During the process of incorporation, these sources recommend a few other steps. These steps are not required at first but will be good to document. Define the organization’s mission and purpose. How will you generate revenue?
2. Operate – once you’re up and running. You can’t intervene for or against a referendum, initiative, or political candidate. Routine reviews and audits could happen throughout the life of the non-profit. This depends on the size of the organization, the activities, and any financials.
The 501(c)(3) is a common approach to a non-governmental organization. The startup costs are nominal and the application is 28 pages long. The most common sources of revenue for a 501(c)(3) are grants and donors. Solving a well-understood problem or doing good work can help drive donors to you. There are plenty of grants offered by the government, foundations, or other non-profits. Grant funding usually requires a skilled grant writer or prior connections to the funder.
what’s good to avoid
Non-profit organizations are a capitalist approach to good works. Even though profit isn’t their goal, they need large and recurring sums of money to operate. This can create an unhealthy relationship between the 501(c)(3) and their donor class. Philanthropists can hide their money in a pet project instead of paying taxes.

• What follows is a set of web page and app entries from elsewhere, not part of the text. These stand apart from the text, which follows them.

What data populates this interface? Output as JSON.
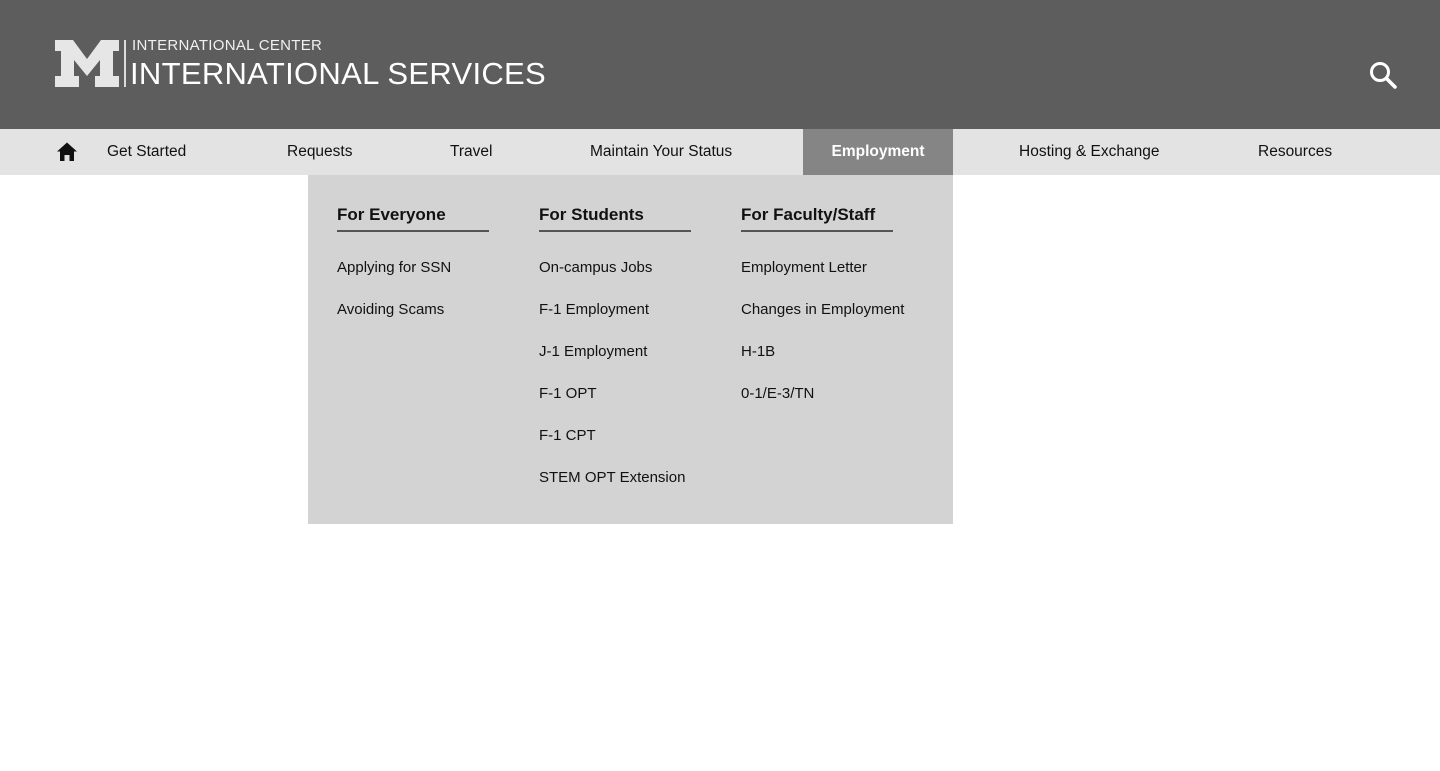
{
  "header": {
    "org_small": "INTERNATIONAL CENTER",
    "org_large": "INTERNATIONAL SERVICES",
    "logo_icon": "block-m-logo",
    "search_icon": "search-icon"
  },
  "nav": {
    "home_icon": "home-icon",
    "items": [
      {
        "label": "Get Started"
      },
      {
        "label": "Requests"
      },
      {
        "label": "Travel"
      },
      {
        "label": "Maintain Your Status"
      },
      {
        "label": "Employment",
        "active": true
      },
      {
        "label": "Hosting & Exchange"
      },
      {
        "label": "Resources"
      }
    ]
  },
  "dropdown": {
    "columns": [
      {
        "heading": "For Everyone",
        "links": [
          "Applying for SSN",
          "Avoiding Scams"
        ]
      },
      {
        "heading": "For Students",
        "links": [
          "On-campus Jobs",
          "F-1 Employment",
          "J-1 Employment",
          "F-1 OPT",
          "F-1 CPT",
          "STEM OPT Extension"
        ]
      },
      {
        "heading": "For Faculty/Staff",
        "links": [
          "Employment Letter",
          "Changes in Employment",
          "H-1B",
          "0-1/E-3/TN"
        ]
      }
    ]
  },
  "colors": {
    "header_bg": "#5d5d5d",
    "nav_bg": "#e3e3e3",
    "nav_active_bg": "#858585",
    "dropdown_bg": "#d3d3d3"
  }
}
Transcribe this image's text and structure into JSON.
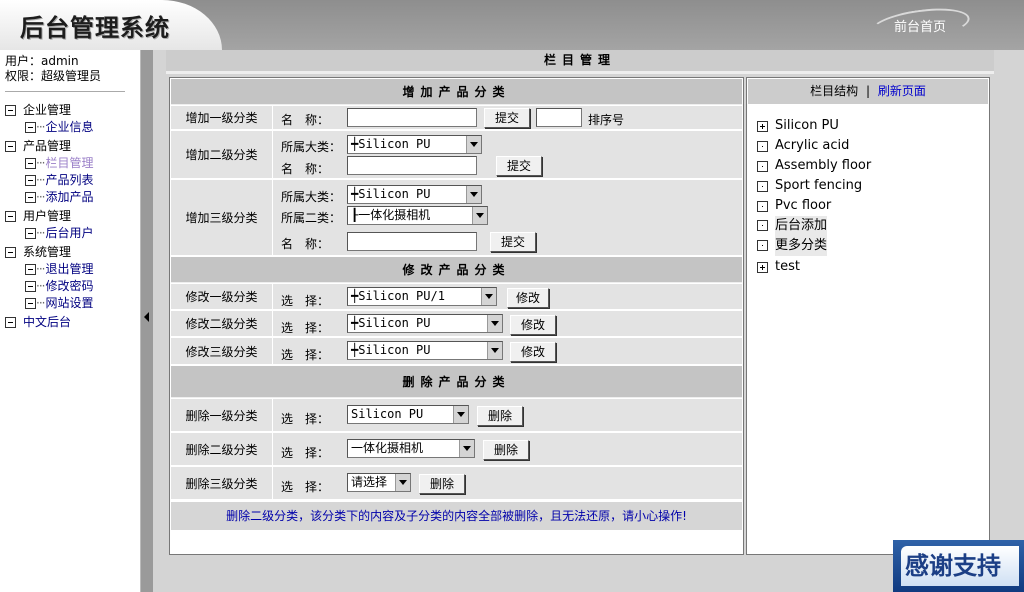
{
  "header": {
    "title": "后台管理系统",
    "home_link": "前台首页"
  },
  "user": {
    "name_line": "用户：admin",
    "role_line": "权限：超级管理员"
  },
  "menu": [
    {
      "label": "企业管理",
      "children": [
        "企业信息"
      ]
    },
    {
      "label": "产品管理",
      "children": [
        "栏目管理",
        "产品列表",
        "添加产品"
      ]
    },
    {
      "label": "用户管理",
      "children": [
        "后台用户"
      ]
    },
    {
      "label": "系统管理",
      "children": [
        "退出管理",
        "修改密码",
        "网站设置"
      ]
    },
    {
      "label": "中文后台",
      "children": []
    }
  ],
  "page_title": "栏目管理",
  "add": {
    "heading": "增加产品分类",
    "level1": {
      "label": "增加一级分类",
      "name_label": "名　称：",
      "name_value": "",
      "submit": "提交",
      "order_value": "",
      "order_label": "排序号"
    },
    "level2": {
      "label": "增加二级分类",
      "parent_label": "所属大类：",
      "parent_value": "┿Silicon PU",
      "name_label": "名　称：",
      "name_value": "",
      "submit": "提交"
    },
    "level3": {
      "label": "增加三级分类",
      "parent_label": "所属大类：",
      "parent_value": "┿Silicon PU",
      "sub_label": "所属二类：",
      "sub_value": "┠一体化摄相机",
      "name_label": "名　称：",
      "name_value": "",
      "submit": "提交"
    }
  },
  "modify": {
    "heading": "修改产品分类",
    "rows": [
      {
        "label": "修改一级分类",
        "select_label": "选　择：",
        "value": "┿Silicon PU/1",
        "button": "修改"
      },
      {
        "label": "修改二级分类",
        "select_label": "选　择：",
        "value": "┿Silicon PU",
        "button": "修改"
      },
      {
        "label": "修改三级分类",
        "select_label": "选　择：",
        "value": "┿Silicon PU",
        "button": "修改"
      }
    ]
  },
  "delete": {
    "heading": "删除产品分类",
    "rows": [
      {
        "label": "删除一级分类",
        "select_label": "选　择：",
        "value": "Silicon PU",
        "button": "删除"
      },
      {
        "label": "删除二级分类",
        "select_label": "选　择：",
        "value": "一体化摄相机",
        "button": "删除"
      },
      {
        "label": "删除三级分类",
        "select_label": "选　择：",
        "value": "请选择",
        "button": "删除"
      }
    ],
    "warning": "删除二级分类，该分类下的内容及子分类的内容全部被删除，且无法还原，请小心操作!"
  },
  "structure": {
    "heading": "栏目结构",
    "separator": "|",
    "refresh": "刷新页面",
    "items": [
      {
        "label": "Silicon PU",
        "icon": "plus-box-icon"
      },
      {
        "label": "Acrylic acid",
        "icon": "dot-box-icon"
      },
      {
        "label": "Assembly floor",
        "icon": "dot-box-icon"
      },
      {
        "label": "Sport fencing",
        "icon": "dot-box-icon"
      },
      {
        "label": "Pvc floor",
        "icon": "dot-box-icon"
      },
      {
        "label": "后台添加",
        "icon": "dot-box-icon"
      },
      {
        "label": "更多分类",
        "icon": "dot-box-icon"
      },
      {
        "label": "test",
        "icon": "plus-box-icon"
      }
    ]
  },
  "badge": "感谢支持"
}
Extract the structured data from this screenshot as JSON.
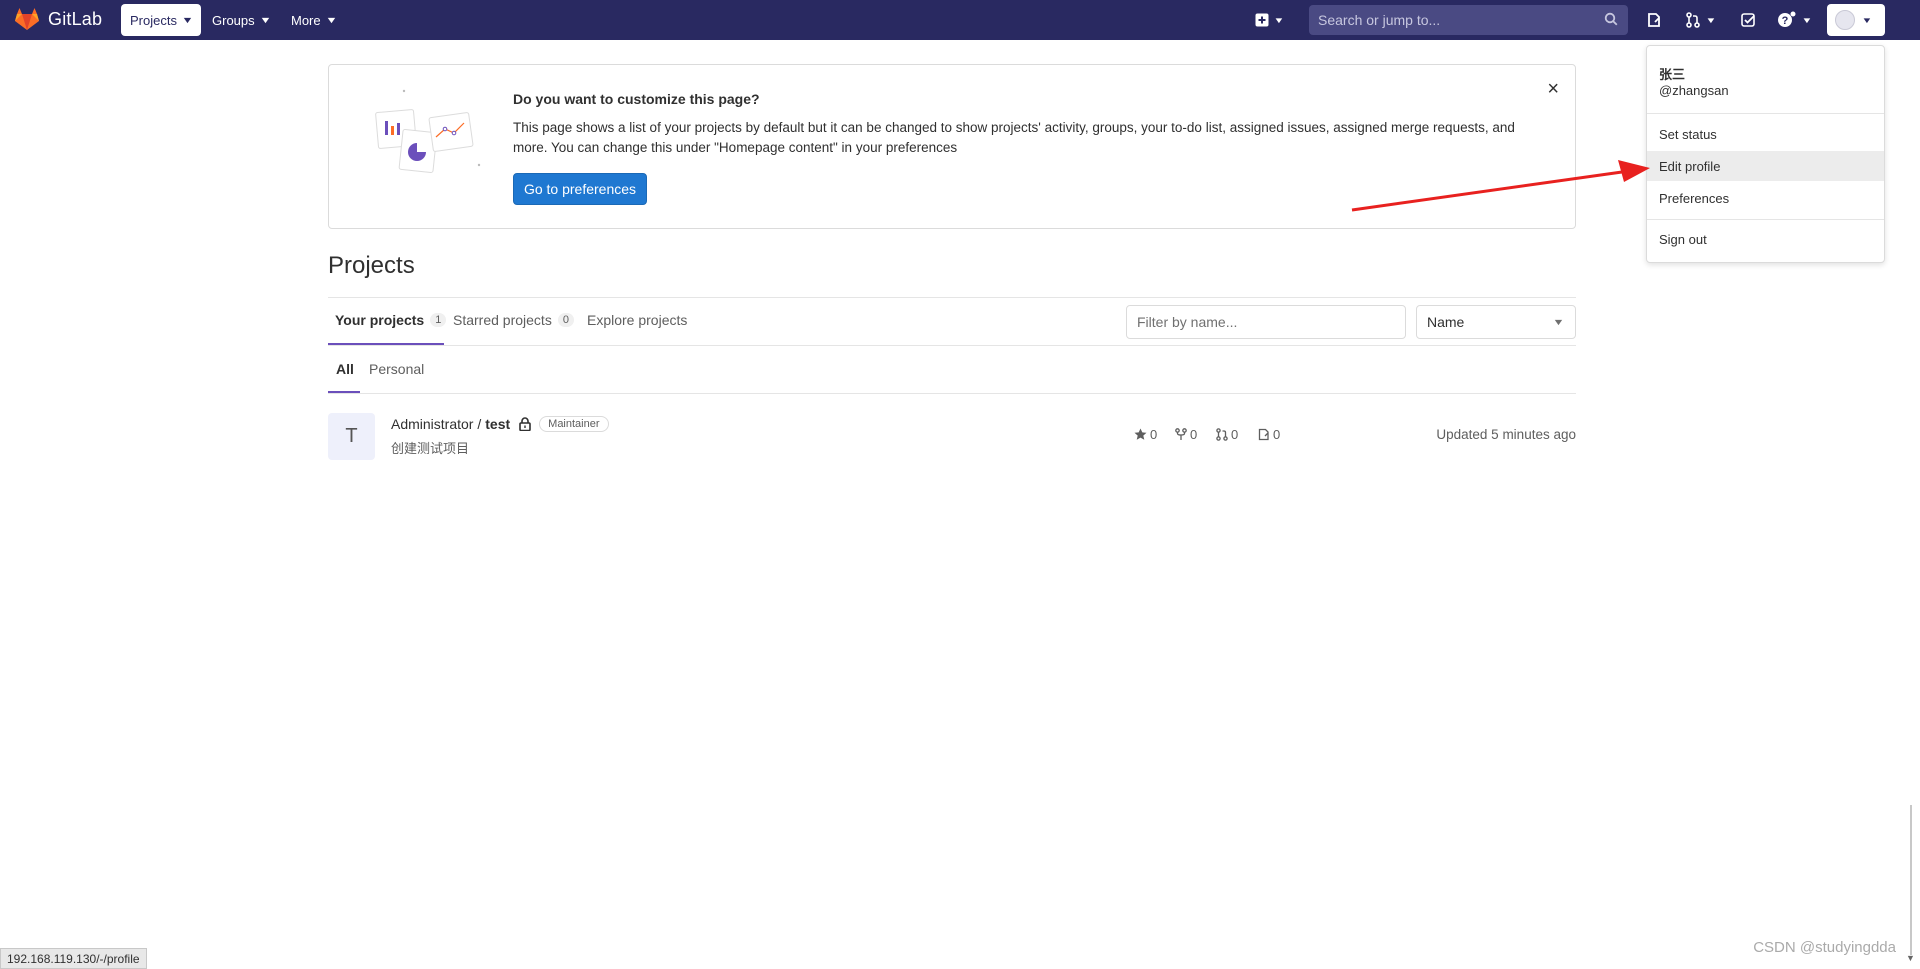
{
  "navbar": {
    "logo_text": "GitLab",
    "projects_label": "Projects",
    "groups_label": "Groups",
    "more_label": "More",
    "search_placeholder": "Search or jump to...",
    "accent": "#292961"
  },
  "banner": {
    "title": "Do you want to customize this page?",
    "text": "This page shows a list of your projects by default but it can be changed to show projects' activity, groups, your to-do list, assigned issues, assigned merge requests, and more. You can change this under \"Homepage content\" in your preferences",
    "button_label": "Go to preferences",
    "close_icon": "×"
  },
  "page": {
    "title": "Projects"
  },
  "tabs": [
    {
      "label": "Your projects",
      "count": "1"
    },
    {
      "label": "Starred projects",
      "count": "0"
    },
    {
      "label": "Explore projects"
    }
  ],
  "filter": {
    "placeholder": "Filter by name...",
    "sort_value": "Name"
  },
  "subtabs": [
    {
      "label": "All"
    },
    {
      "label": "Personal"
    }
  ],
  "project": {
    "avatar_letter": "T",
    "namespace": "Administrator /",
    "name": "test",
    "role": "Maintainer",
    "description": "创建测试项目",
    "stars": "0",
    "forks": "0",
    "merge_requests": "0",
    "issues": "0",
    "updated": "Updated 5 minutes ago"
  },
  "user_menu": {
    "name": "张三",
    "username": "@zhangsan",
    "items": [
      "Set status",
      "Edit profile",
      "Preferences",
      "Sign out"
    ],
    "hovered": "Edit profile"
  },
  "status_bar_url": "192.168.119.130/-/profile",
  "watermark": "CSDN @studyingdda"
}
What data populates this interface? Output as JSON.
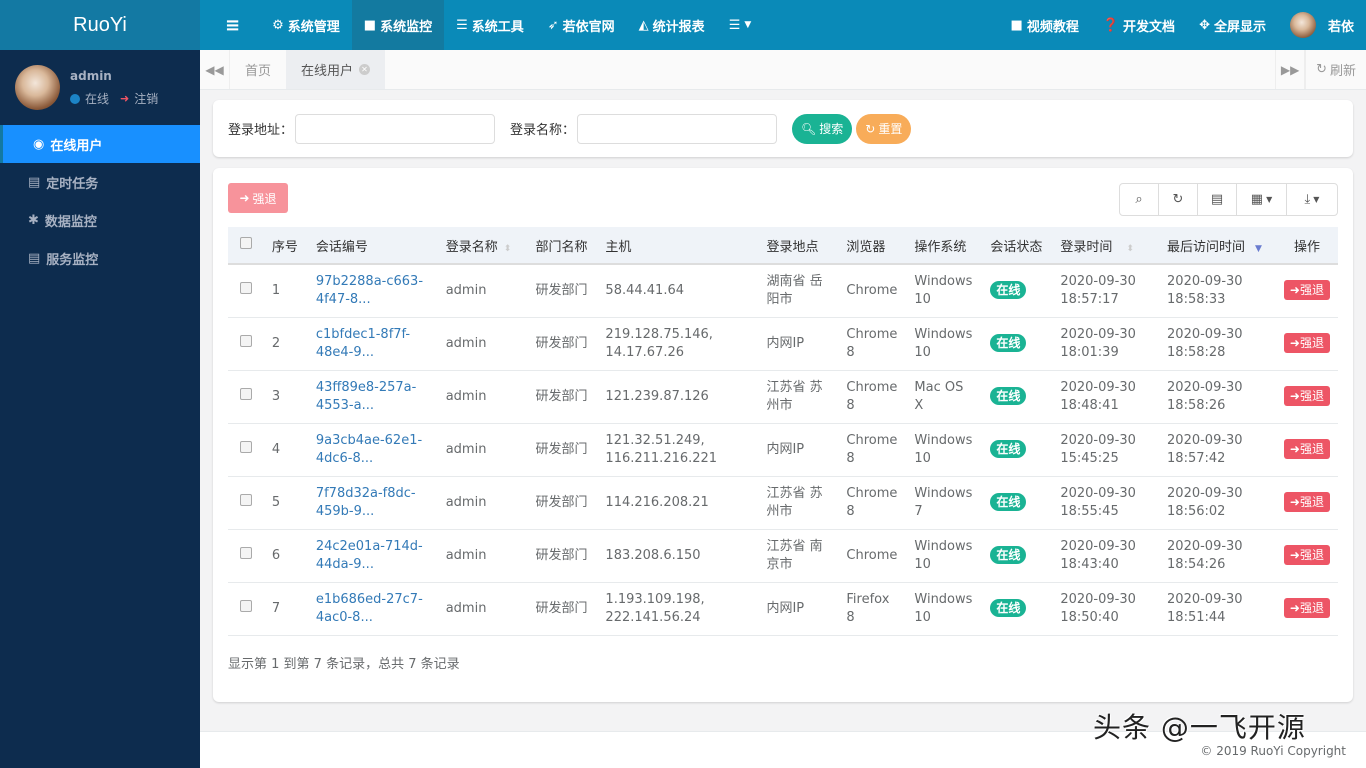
{
  "app": {
    "logo": "RuoYi"
  },
  "user_panel": {
    "name": "admin",
    "status": "在线",
    "logout": "注销"
  },
  "sidebar": {
    "items": [
      {
        "label": "在线用户",
        "icon": "user-circle-icon",
        "active": true
      },
      {
        "label": "定时任务",
        "icon": "tasks-icon"
      },
      {
        "label": "数据监控",
        "icon": "bug-icon"
      },
      {
        "label": "服务监控",
        "icon": "server-icon"
      }
    ]
  },
  "topnav": {
    "items": [
      {
        "label": "系统管理",
        "icon": "gear-icon"
      },
      {
        "label": "系统监控",
        "icon": "video-icon",
        "active": true
      },
      {
        "label": "系统工具",
        "icon": "bars-icon"
      },
      {
        "label": "若依官网",
        "icon": "location-arrow-icon"
      },
      {
        "label": "统计报表",
        "icon": "area-chart-icon"
      }
    ],
    "right": [
      {
        "label": "视频教程",
        "icon": "video-icon"
      },
      {
        "label": "开发文档",
        "icon": "question-icon"
      },
      {
        "label": "全屏显示",
        "icon": "fullscreen-icon"
      }
    ],
    "user": "若依"
  },
  "tabs": {
    "items": [
      {
        "label": "首页"
      },
      {
        "label": "在线用户",
        "active": true
      }
    ],
    "refresh": "刷新"
  },
  "search": {
    "ipaddr_label": "登录地址：",
    "ipaddr_value": "",
    "login_name_label": "登录名称：",
    "login_name_value": "",
    "search_btn": "搜索",
    "reset_btn": "重置"
  },
  "toolbar": {
    "force_logout": "强退"
  },
  "table": {
    "headers": [
      "",
      "序号",
      "会话编号",
      "登录名称",
      "部门名称",
      "主机",
      "登录地点",
      "浏览器",
      "操作系统",
      "会话状态",
      "登录时间",
      "最后访问时间",
      "操作"
    ],
    "rows": [
      {
        "index": "1",
        "session": "97b2288a-c663-4f47-8...",
        "login": "admin",
        "dept": "研发部门",
        "host": "58.44.41.64",
        "location": "湖南省 岳阳市",
        "browser": "Chrome",
        "os": "Windows 10",
        "status": "在线",
        "login_time": "2020-09-30 18:57:17",
        "last_access": "2020-09-30 18:58:33",
        "action": "强退"
      },
      {
        "index": "2",
        "session": "c1bfdec1-8f7f-48e4-9...",
        "login": "admin",
        "dept": "研发部门",
        "host": "219.128.75.146, 14.17.67.26",
        "location": "内网IP",
        "browser": "Chrome 8",
        "os": "Windows 10",
        "status": "在线",
        "login_time": "2020-09-30 18:01:39",
        "last_access": "2020-09-30 18:58:28",
        "action": "强退"
      },
      {
        "index": "3",
        "session": "43ff89e8-257a-4553-a...",
        "login": "admin",
        "dept": "研发部门",
        "host": "121.239.87.126",
        "location": "江苏省 苏州市",
        "browser": "Chrome 8",
        "os": "Mac OS X",
        "status": "在线",
        "login_time": "2020-09-30 18:48:41",
        "last_access": "2020-09-30 18:58:26",
        "action": "强退"
      },
      {
        "index": "4",
        "session": "9a3cb4ae-62e1-4dc6-8...",
        "login": "admin",
        "dept": "研发部门",
        "host": "121.32.51.249, 116.211.216.221",
        "location": "内网IP",
        "browser": "Chrome 8",
        "os": "Windows 10",
        "status": "在线",
        "login_time": "2020-09-30 15:45:25",
        "last_access": "2020-09-30 18:57:42",
        "action": "强退"
      },
      {
        "index": "5",
        "session": "7f78d32a-f8dc-459b-9...",
        "login": "admin",
        "dept": "研发部门",
        "host": "114.216.208.21",
        "location": "江苏省 苏州市",
        "browser": "Chrome 8",
        "os": "Windows 7",
        "status": "在线",
        "login_time": "2020-09-30 18:55:45",
        "last_access": "2020-09-30 18:56:02",
        "action": "强退"
      },
      {
        "index": "6",
        "session": "24c2e01a-714d-44da-9...",
        "login": "admin",
        "dept": "研发部门",
        "host": "183.208.6.150",
        "location": "江苏省 南京市",
        "browser": "Chrome",
        "os": "Windows 10",
        "status": "在线",
        "login_time": "2020-09-30 18:43:40",
        "last_access": "2020-09-30 18:54:26",
        "action": "强退"
      },
      {
        "index": "7",
        "session": "e1b686ed-27c7-4ac0-8...",
        "login": "admin",
        "dept": "研发部门",
        "host": "1.193.109.198, 222.141.56.24",
        "location": "内网IP",
        "browser": "Firefox 8",
        "os": "Windows 10",
        "status": "在线",
        "login_time": "2020-09-30 18:50:40",
        "last_access": "2020-09-30 18:51:44",
        "action": "强退"
      }
    ]
  },
  "pagination": {
    "info": "显示第 1 到第 7 条记录，总共 7 条记录"
  },
  "footer": {
    "copyright": "© 2019 RuoYi Copyright"
  },
  "watermark": "头条 @一飞开源",
  "colors": {
    "topbar": "#0a8ab8",
    "sidebar": "#0d2c4e",
    "active_menu": "#1890ff",
    "success": "#1ab394",
    "danger": "#ed5565",
    "warning": "#f8ac59"
  }
}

Non-profits often replace functions that the government should be doing. This phenomenon is sometimes called the non-profit industrial complex. In the world of food access, food banks and SNAP perform similar roles. But even with multi-billion dollar food bank networks, SNAP helps 9 times as many people. It’s also much more convenient. With more funding, a system that people already use could be made more useful. I’ve heard of legislators try to pass SNAP cuts by sending some of the cuts to food banks. They might pose at a food bank to pretend they aren’t heartless.
Conventional wisdom on good governance means recruiting board members from related for-profit industries. Their guidance may not apply, but they fit the goal of running a non-profit “like a business.”
Another area of criticism is the outdated focus on overhead. These are costs like staffing, supplies, and other resources. Intuit recommends a 501(c)(3) spend less than 10% of their revenue on overhead and no more than 35% of their receipts. Donors shopping for a good cause might find themselves comparing charities. They may assume our high overhead means we spend their donations on bloated salaries. Community-Centric fundraising described this in a recent article that I liked.
Finally, 501(c)(3)s can’t advocate for or against a referendum, initiative, or political candidate. Doing so could jeopardize their tax status and make all donations non-tax deductible. This seems easy enough to follow, but support for people with low or no income is now a political issue. I don’t want to limit strong positions as a policy briefing or neutral press release.
When most people think of public service, they’re thinking of a non-profit 501(c)(3). The donor and board centered approaches I described are pretty common. This is especially true among well-established or long-running organizations. It will be easy to happen into those traps.
As I get started I will have to custom-build every policy and approach. When the organization grows, we may hire workers from other non-profits. That means they might infuse outdated practices or approaches from white-dominant culture into this new system. We would need to create strong foundations and clear values to nudge staff away from these practices.